WHAT TO DO
Where in the data below does the word "true" appear? Copy every line that has it.

-------- DATA RECORDS --------

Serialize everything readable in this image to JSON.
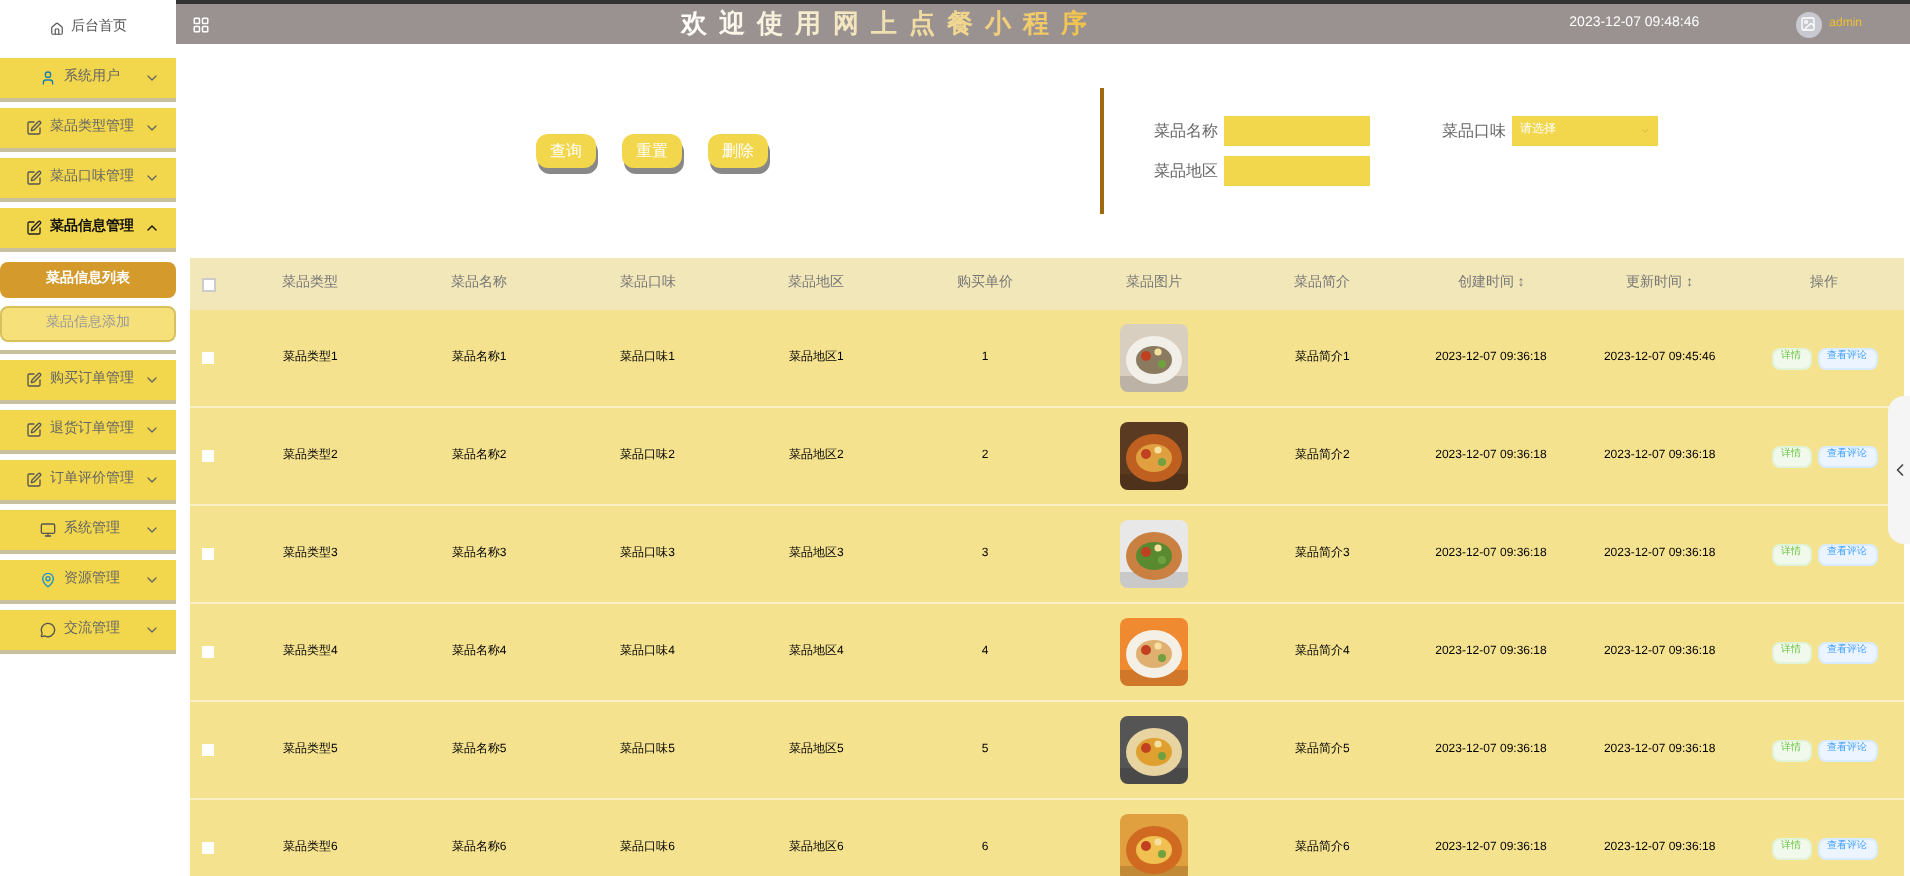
{
  "sidebar": {
    "home": "后台首页",
    "items": [
      {
        "label": "系统用户",
        "expanded": false
      },
      {
        "label": "菜品类型管理",
        "expanded": false
      },
      {
        "label": "菜品口味管理",
        "expanded": false
      },
      {
        "label": "菜品信息管理",
        "expanded": true,
        "children": [
          {
            "label": "菜品信息列表",
            "selected": true
          },
          {
            "label": "菜品信息添加",
            "selected": false
          }
        ]
      },
      {
        "label": "购买订单管理",
        "expanded": false
      },
      {
        "label": "退货订单管理",
        "expanded": false
      },
      {
        "label": "订单评价管理",
        "expanded": false
      },
      {
        "label": "系统管理",
        "expanded": false
      },
      {
        "label": "资源管理",
        "expanded": false
      },
      {
        "label": "交流管理",
        "expanded": false
      }
    ]
  },
  "header": {
    "title": "欢迎使用网上点餐小程序",
    "time": "2023-12-07 09:48:46",
    "user": "admin"
  },
  "toolbar": {
    "buttons": [
      "查询",
      "重置",
      "删除"
    ]
  },
  "search": {
    "fields": [
      {
        "label": "菜品名称",
        "kind": "input"
      },
      {
        "label": "菜品口味",
        "kind": "select",
        "placeholder": "请选择"
      },
      {
        "label": "菜品地区",
        "kind": "input"
      }
    ]
  },
  "table": {
    "select_all": {
      "checked": false
    },
    "columns": [
      "菜品类型",
      "菜品名称",
      "菜品口味",
      "菜品地区",
      "购买单价",
      "菜品图片",
      "菜品简介",
      "创建时间 ↕",
      "更新时间 ↕",
      "操作"
    ],
    "rows": [
      {
        "checked": false,
        "cells": [
          "菜品类型1",
          "菜品名称1",
          "菜品口味1",
          "菜品地区1",
          "1",
          {
            "kind": "picture"
          },
          "菜品简介1",
          "2023-12-07 09:36:18",
          "2023-12-07 09:45:46"
        ],
        "actions": [
          "详情",
          "查看评论"
        ]
      },
      {
        "checked": false,
        "cells": [
          "菜品类型2",
          "菜品名称2",
          "菜品口味2",
          "菜品地区2",
          "2",
          {
            "kind": "picture"
          },
          "菜品简介2",
          "2023-12-07 09:36:18",
          "2023-12-07 09:36:18"
        ],
        "actions": [
          "详情",
          "查看评论"
        ]
      },
      {
        "checked": false,
        "cells": [
          "菜品类型3",
          "菜品名称3",
          "菜品口味3",
          "菜品地区3",
          "3",
          {
            "kind": "picture"
          },
          "菜品简介3",
          "2023-12-07 09:36:18",
          "2023-12-07 09:36:18"
        ],
        "actions": [
          "详情",
          "查看评论"
        ]
      },
      {
        "checked": false,
        "cells": [
          "菜品类型4",
          "菜品名称4",
          "菜品口味4",
          "菜品地区4",
          "4",
          {
            "kind": "picture"
          },
          "菜品简介4",
          "2023-12-07 09:36:18",
          "2023-12-07 09:36:18"
        ],
        "actions": [
          "详情",
          "查看评论"
        ]
      },
      {
        "checked": false,
        "cells": [
          "菜品类型5",
          "菜品名称5",
          "菜品口味5",
          "菜品地区5",
          "5",
          {
            "kind": "picture"
          },
          "菜品简介5",
          "2023-12-07 09:36:18",
          "2023-12-07 09:36:18"
        ],
        "actions": [
          "详情",
          "查看评论"
        ]
      },
      {
        "checked": false,
        "cells": [
          "菜品类型6",
          "菜品名称6",
          "菜品口味6",
          "菜品地区6",
          "6",
          {
            "kind": "picture"
          },
          "菜品简介6",
          "2023-12-07 09:36:18",
          "2023-12-07 09:36:18"
        ],
        "actions": [
          "详情",
          "查看评论"
        ]
      }
    ]
  }
}
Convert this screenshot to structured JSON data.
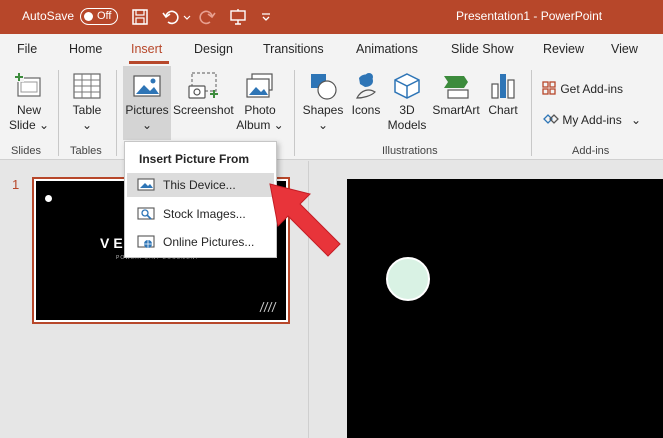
{
  "titlebar": {
    "autosave_label": "AutoSave",
    "autosave_state": "Off",
    "document_title": "Presentation1 - PowerPoint",
    "color": "#b7472a"
  },
  "tabs": [
    {
      "label": "File"
    },
    {
      "label": "Home"
    },
    {
      "label": "Insert",
      "active": true
    },
    {
      "label": "Design"
    },
    {
      "label": "Transitions"
    },
    {
      "label": "Animations"
    },
    {
      "label": "Slide Show"
    },
    {
      "label": "Review"
    },
    {
      "label": "View"
    }
  ],
  "ribbon": {
    "slides_group": {
      "new_slide_line1": "New",
      "new_slide_line2": "Slide",
      "label": "Slides"
    },
    "tables_group": {
      "table_label": "Table",
      "label": "Tables"
    },
    "images_group": {
      "pictures_label": "Pictures",
      "screenshot_label": "Screenshot",
      "photo_album_line1": "Photo",
      "photo_album_line2": "Album"
    },
    "illustrations_group": {
      "shapes_label": "Shapes",
      "icons_label": "Icons",
      "models_line1": "3D",
      "models_line2": "Models",
      "smartart_label": "SmartArt",
      "chart_label": "Chart",
      "label": "Illustrations"
    },
    "addins_group": {
      "get_addins_label": "Get Add-ins",
      "my_addins_label": "My Add-ins",
      "label": "Add-ins"
    }
  },
  "dropdown": {
    "header": "Insert Picture From",
    "items": [
      {
        "label": "This Device...",
        "icon": "device-picture-icon",
        "highlighted": true
      },
      {
        "label": "Stock Images...",
        "icon": "stock-images-icon"
      },
      {
        "label": "Online Pictures...",
        "icon": "online-pictures-icon"
      }
    ]
  },
  "slide_panel": {
    "slide_number": "1",
    "thumbnail_title": "VE",
    "thumbnail_subtitle": "POWERPOINT DOCUMENT"
  },
  "colors": {
    "accent": "#b7472a",
    "arrow": "#e8343a",
    "circle_fill": "#d9f2e4"
  }
}
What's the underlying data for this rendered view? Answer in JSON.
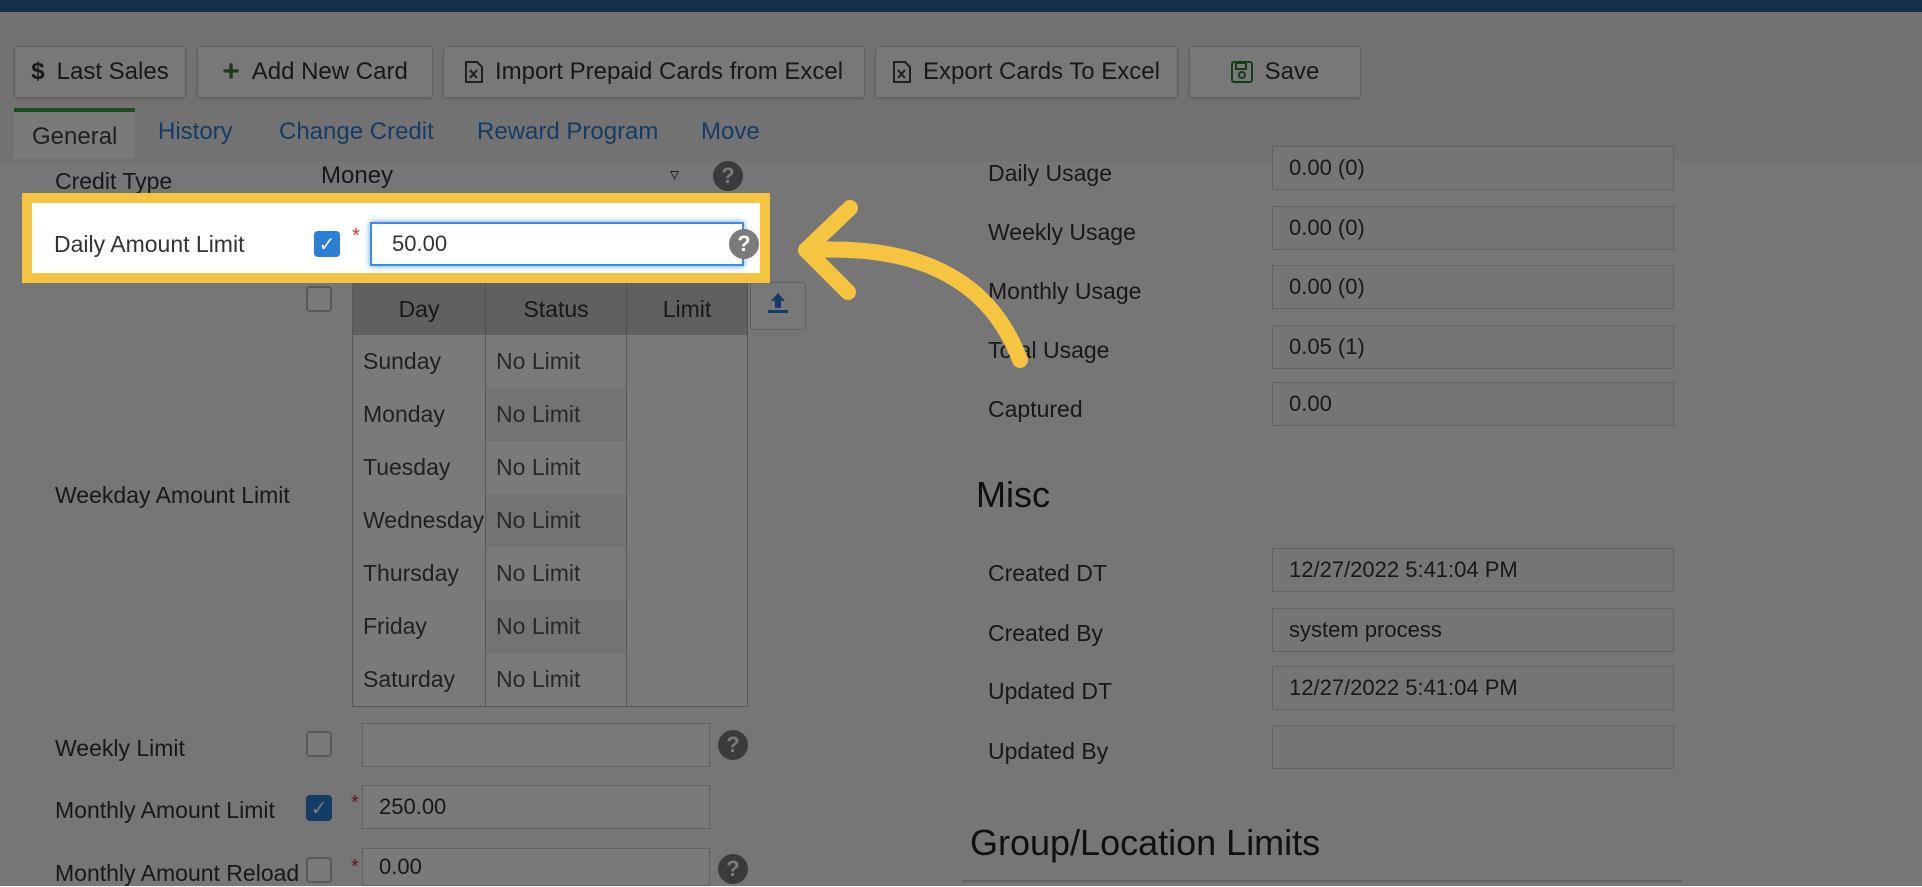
{
  "toolbar": {
    "last_sales": "Last Sales",
    "add_new_card": "Add New Card",
    "import_cards": "Import Prepaid Cards from Excel",
    "export_cards": "Export Cards To Excel",
    "save": "Save"
  },
  "tabs": [
    "General",
    "History",
    "Change Credit",
    "Reward Program",
    "Move"
  ],
  "form": {
    "credit_type_label": "Credit Type",
    "credit_type_value": "Money",
    "daily_amount_limit_label": "Daily Amount Limit",
    "daily_amount_limit_value": "50.00",
    "weekday_amount_limit_label": "Weekday Amount Limit",
    "weekday_table": {
      "headers": [
        "Day",
        "Status",
        "Limit"
      ],
      "rows": [
        {
          "day": "Sunday",
          "status": "No Limit",
          "limit": ""
        },
        {
          "day": "Monday",
          "status": "No Limit",
          "limit": ""
        },
        {
          "day": "Tuesday",
          "status": "No Limit",
          "limit": ""
        },
        {
          "day": "Wednesday",
          "status": "No Limit",
          "limit": ""
        },
        {
          "day": "Thursday",
          "status": "No Limit",
          "limit": ""
        },
        {
          "day": "Friday",
          "status": "No Limit",
          "limit": ""
        },
        {
          "day": "Saturday",
          "status": "No Limit",
          "limit": ""
        }
      ]
    },
    "weekly_limit_label": "Weekly Limit",
    "weekly_limit_value": "",
    "monthly_amount_limit_label": "Monthly Amount Limit",
    "monthly_amount_limit_value": "250.00",
    "monthly_amount_reload_label": "Monthly Amount Reload",
    "monthly_amount_reload_value": "0.00",
    "required_mark": "*",
    "help_glyph": "?",
    "check_glyph": "✓"
  },
  "usage": {
    "daily_usage_label": "Daily Usage",
    "daily_usage_value": "0.00 (0)",
    "weekly_usage_label": "Weekly Usage",
    "weekly_usage_value": "0.00 (0)",
    "monthly_usage_label": "Monthly Usage",
    "monthly_usage_value": "0.00 (0)",
    "total_usage_label": "Total Usage",
    "total_usage_value": "0.05 (1)",
    "captured_label": "Captured",
    "captured_value": "0.00"
  },
  "misc": {
    "title": "Misc",
    "created_dt_label": "Created DT",
    "created_dt_value": "12/27/2022 5:41:04 PM",
    "created_by_label": "Created By",
    "created_by_value": "system process",
    "updated_dt_label": "Updated DT",
    "updated_dt_value": "12/27/2022 5:41:04 PM",
    "updated_by_label": "Updated By",
    "updated_by_value": ""
  },
  "group_location_title": "Group/Location Limits",
  "colors": {
    "highlight": "#f5c542",
    "accent": "#2a7fd4",
    "topbar": "#2a6496"
  }
}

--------

RESPONSE TO THE TASK
        "expanded": true,
            "selected": true
      "active": true
        "highlighted": true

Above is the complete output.